Pick each line containing the word "pour" out of the data below.

+ + + + +

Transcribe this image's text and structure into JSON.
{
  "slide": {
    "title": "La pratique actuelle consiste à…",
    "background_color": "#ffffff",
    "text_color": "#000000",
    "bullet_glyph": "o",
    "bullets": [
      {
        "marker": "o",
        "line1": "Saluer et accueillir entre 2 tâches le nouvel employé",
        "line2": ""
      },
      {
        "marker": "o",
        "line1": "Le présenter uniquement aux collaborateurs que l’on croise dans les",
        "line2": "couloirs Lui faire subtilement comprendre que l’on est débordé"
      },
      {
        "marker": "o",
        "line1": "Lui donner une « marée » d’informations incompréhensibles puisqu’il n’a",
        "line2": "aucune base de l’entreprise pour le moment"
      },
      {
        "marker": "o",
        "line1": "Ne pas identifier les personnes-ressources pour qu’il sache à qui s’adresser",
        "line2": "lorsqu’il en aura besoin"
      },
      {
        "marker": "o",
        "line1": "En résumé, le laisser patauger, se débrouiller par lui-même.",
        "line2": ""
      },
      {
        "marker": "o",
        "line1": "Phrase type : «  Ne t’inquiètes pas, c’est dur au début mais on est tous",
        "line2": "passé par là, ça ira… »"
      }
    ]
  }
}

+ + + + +

- ANSWER TO THIS TASK
        "line2": "aucune base de l’entreprise pour le moment"
        "line1": "Ne pas identifier les personnes-ressources pour qu’il sache à qui s’adresser",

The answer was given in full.